Similarly, in January 2014, security operatives summoned and interrogated Nasir el-Rufai, an APC official who had warned that the 2015 elections may be followed by violence if the polls are not free and fair. In August, the DSS questioned Joseph Waku, an APC leader who had sharply criticised Jonathan. In contrast, when pro-Jonathan individuals similarly threaten mayhem if Jonathan is not re-elected or criticise opposition leaders provocatively, they are mostly ignored.


In Osun state, just hours before the polls, hooded security operatives arrested the APC’s national spokesman, Lai Mohammed; the media aide to the party’s national leader, Sunday Dare; the deputy chief of staff to Osun state Governor Afolabi Salisu; Osun state’s Agriculture Commissioner Wale Adedoyin; and 96 other party members. Most were freed without any charges once voting was concluded, but no PDP leaders or members were ever arrested.


Managing your Political Godfather

Managing your Political Godfather: Lessons in Conflict Dynamics from the Ngige-Uba Imbroglio by Chris Uwadoka is possibly the most interesting book I’ve read on Nigerian politics. (h/t to Jonathan.) Uwadoka tells the story of an infamous falling out between Dr. Chris Ngige (the godson) and Chief Chris Uba[h] (the godfather — godfather is the Nigerian word for patron) in Anambra state in the early 2000s, and then draws on analytical frameworks from a variety of disciplines to draw broader lessons about how future godsons and godfathers can best manage their relationship.


Uba selected Ngige as PDP nominee for governor of Anambra state. Uwadoka describes strategies Uba used to try to ensure Ngige would remain loyal once in office:

In picking [Ngige] forGovernor, Ubah considered his lack of charisma, political base and his perceived servile disposition to be a great advantage to him […]. Just to make assurance doubly sure, he arranged to have one of his elder sisters, Mrs. Eucharia Azodo, to emerge as the speaker of the Anambra State House of Assembly. This would make impeachment of Ngige easy if he became recalcitrant. Ubah also appointed another close loyalist […] who would take over from Ngige if the occasion arose. Then he reportedly took Ngige and other beneficiaries of his overnight political power base to the fearsome Okija Shrine and made them swear an oath of allegiance to him. He made Ngige sign a resignation letter in advance and to voice it into a recorder.

Uwadoka describes a strategy Uba used when trying to convince a reluctant Ngige to run for governor:

By putting Ngige away from other prospective and pretending godfathers, Uba may have been attempting to ensure that Ngige was left with no doubt as to who was buttering his bread. This is important because in the game of political jobbing, it is common for pretending godfathers to rush to a man whom they hear has been tipped for a political appointment and give him the impression that they are in the process of sponsoring him for that very position, whereas, in truth, they had no idea how the appointment came about.

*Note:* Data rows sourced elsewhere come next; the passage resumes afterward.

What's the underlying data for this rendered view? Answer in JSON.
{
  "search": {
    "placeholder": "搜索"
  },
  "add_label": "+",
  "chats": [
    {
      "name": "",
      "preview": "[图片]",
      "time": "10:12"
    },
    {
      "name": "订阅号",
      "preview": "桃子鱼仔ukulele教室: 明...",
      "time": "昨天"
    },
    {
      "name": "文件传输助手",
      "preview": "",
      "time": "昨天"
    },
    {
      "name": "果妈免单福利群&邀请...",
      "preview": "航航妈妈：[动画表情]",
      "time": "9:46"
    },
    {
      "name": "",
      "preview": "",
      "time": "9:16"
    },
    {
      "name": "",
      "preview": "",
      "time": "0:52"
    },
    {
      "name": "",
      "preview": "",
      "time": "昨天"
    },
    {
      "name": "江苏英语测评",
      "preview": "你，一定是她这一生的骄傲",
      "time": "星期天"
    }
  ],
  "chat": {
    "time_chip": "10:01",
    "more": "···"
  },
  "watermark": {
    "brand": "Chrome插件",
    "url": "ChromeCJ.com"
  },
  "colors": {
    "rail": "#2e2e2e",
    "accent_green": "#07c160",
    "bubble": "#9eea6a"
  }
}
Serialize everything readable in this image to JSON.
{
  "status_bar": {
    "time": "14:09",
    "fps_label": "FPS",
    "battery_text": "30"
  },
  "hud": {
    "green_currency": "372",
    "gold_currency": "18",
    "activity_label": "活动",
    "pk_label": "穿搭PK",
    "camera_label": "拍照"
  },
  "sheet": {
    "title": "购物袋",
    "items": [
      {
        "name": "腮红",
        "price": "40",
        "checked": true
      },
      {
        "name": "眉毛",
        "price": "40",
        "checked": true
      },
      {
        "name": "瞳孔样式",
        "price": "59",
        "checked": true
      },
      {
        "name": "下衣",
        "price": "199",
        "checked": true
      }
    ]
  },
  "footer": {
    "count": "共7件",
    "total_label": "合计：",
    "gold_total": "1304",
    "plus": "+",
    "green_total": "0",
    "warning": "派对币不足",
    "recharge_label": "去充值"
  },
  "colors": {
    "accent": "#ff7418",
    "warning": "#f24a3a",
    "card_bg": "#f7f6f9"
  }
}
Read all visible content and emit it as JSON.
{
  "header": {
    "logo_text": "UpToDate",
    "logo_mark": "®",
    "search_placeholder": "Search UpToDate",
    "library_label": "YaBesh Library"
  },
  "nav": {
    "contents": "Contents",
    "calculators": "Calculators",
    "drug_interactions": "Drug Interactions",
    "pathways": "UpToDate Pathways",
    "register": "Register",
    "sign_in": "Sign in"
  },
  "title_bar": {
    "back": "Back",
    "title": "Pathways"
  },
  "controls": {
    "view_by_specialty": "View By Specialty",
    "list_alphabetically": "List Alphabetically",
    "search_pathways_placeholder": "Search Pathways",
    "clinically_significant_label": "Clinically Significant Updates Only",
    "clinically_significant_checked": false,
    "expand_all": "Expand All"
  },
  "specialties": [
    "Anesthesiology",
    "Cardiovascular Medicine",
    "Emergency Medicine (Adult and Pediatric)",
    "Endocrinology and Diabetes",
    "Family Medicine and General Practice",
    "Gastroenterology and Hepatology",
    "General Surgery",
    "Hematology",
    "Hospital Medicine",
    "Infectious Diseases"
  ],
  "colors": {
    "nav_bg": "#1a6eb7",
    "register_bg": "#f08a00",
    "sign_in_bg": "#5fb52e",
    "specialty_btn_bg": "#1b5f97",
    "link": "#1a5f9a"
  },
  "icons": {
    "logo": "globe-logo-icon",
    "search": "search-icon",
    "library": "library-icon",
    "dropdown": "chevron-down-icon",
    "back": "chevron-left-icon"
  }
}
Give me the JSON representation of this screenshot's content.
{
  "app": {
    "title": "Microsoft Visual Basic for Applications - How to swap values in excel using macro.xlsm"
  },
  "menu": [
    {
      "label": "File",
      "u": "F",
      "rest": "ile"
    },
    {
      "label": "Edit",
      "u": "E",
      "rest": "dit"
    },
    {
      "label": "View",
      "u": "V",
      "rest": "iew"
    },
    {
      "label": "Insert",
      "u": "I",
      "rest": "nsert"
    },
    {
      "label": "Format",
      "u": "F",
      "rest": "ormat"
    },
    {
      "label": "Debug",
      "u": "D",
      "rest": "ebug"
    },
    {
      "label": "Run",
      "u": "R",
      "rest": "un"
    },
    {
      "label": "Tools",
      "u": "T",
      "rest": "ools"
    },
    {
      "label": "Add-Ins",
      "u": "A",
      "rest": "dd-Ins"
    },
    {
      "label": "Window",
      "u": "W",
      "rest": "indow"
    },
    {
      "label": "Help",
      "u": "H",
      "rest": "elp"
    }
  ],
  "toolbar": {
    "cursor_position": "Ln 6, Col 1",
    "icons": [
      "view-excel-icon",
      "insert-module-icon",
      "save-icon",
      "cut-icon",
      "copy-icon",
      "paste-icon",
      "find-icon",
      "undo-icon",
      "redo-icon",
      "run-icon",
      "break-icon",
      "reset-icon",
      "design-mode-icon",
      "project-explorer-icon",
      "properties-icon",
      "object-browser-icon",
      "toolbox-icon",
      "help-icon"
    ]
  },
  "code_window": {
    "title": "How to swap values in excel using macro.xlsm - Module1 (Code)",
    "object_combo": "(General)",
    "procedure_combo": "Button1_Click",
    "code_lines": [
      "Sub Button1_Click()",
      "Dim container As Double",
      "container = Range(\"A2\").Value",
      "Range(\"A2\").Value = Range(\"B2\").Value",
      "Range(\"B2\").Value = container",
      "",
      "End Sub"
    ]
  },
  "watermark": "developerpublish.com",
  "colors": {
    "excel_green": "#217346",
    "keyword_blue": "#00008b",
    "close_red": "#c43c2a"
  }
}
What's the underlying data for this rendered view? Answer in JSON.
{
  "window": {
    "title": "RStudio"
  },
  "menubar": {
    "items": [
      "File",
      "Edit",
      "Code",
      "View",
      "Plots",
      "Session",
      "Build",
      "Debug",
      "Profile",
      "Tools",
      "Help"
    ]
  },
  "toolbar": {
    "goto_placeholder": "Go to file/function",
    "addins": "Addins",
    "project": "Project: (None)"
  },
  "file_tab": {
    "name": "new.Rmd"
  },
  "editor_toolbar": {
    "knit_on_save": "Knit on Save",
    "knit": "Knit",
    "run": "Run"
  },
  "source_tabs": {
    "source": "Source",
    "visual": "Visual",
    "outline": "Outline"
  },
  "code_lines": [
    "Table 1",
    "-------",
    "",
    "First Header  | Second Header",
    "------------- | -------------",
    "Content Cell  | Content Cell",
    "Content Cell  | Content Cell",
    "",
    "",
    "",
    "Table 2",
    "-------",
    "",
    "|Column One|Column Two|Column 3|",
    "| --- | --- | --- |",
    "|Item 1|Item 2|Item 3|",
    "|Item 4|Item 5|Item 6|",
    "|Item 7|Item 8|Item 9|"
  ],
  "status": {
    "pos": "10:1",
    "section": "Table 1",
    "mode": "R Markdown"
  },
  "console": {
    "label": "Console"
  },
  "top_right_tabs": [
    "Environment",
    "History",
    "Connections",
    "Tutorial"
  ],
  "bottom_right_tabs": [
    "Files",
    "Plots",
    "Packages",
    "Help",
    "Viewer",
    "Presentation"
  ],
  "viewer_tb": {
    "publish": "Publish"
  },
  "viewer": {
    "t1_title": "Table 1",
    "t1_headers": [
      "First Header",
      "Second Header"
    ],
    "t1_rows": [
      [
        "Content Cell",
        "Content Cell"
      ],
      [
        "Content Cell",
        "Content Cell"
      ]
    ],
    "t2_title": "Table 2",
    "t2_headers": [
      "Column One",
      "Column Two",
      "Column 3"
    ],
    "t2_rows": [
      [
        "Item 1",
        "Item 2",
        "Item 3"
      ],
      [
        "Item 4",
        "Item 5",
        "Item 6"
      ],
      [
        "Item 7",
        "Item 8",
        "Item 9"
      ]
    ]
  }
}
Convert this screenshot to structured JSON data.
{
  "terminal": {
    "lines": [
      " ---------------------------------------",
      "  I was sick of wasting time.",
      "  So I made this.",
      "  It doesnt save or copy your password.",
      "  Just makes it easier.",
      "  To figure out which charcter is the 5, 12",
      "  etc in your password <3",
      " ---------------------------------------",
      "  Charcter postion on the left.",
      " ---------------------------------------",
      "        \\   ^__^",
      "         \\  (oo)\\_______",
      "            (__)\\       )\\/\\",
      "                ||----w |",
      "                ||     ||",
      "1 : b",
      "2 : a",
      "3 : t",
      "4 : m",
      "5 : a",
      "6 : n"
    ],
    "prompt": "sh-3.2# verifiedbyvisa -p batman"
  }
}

In mid-2003, only one month into his term, Ngige’s relationship with Uba soured. I don’t completely understand what happened, but Uba attempted to formally remove him from office, and there was also a failed abduction attempt. Ngige hired his own security. In 2006 courts overturned his 2003 victory, and Ngige was replaced.

Uwadoka offers some “knockout questions for screening” for prospective godsons and godfathers. Here are my favorites

Knockout Questions for Screening Potential Godsons

  • Is he reasonably powerless without me?
  • Does he look like one that can live with the loss of some of his due privileges?

Knockout Questions for Screening Potential Godfathers

  • Can he muster the funds to bankroll me? (Should you be headhunted by a godfather and asked to be fielded for an elective position, ask for sufficient funds to be made available to you up-front. Many have been enticed out of employments and left to their own means.)
  • Can he offer protection? (If, for instance, my opponent hangs a murder accusation on my neck, how long will it take him to resolve the case by employing pressures from ‘above’?)

To further analyze godfather-godson relationships, Uwodoka brings in discussions of audience costs, the prisoner’s dilemma game, and credible commitments. It’s a really fun read, though I have no idea where one can find this book in the US.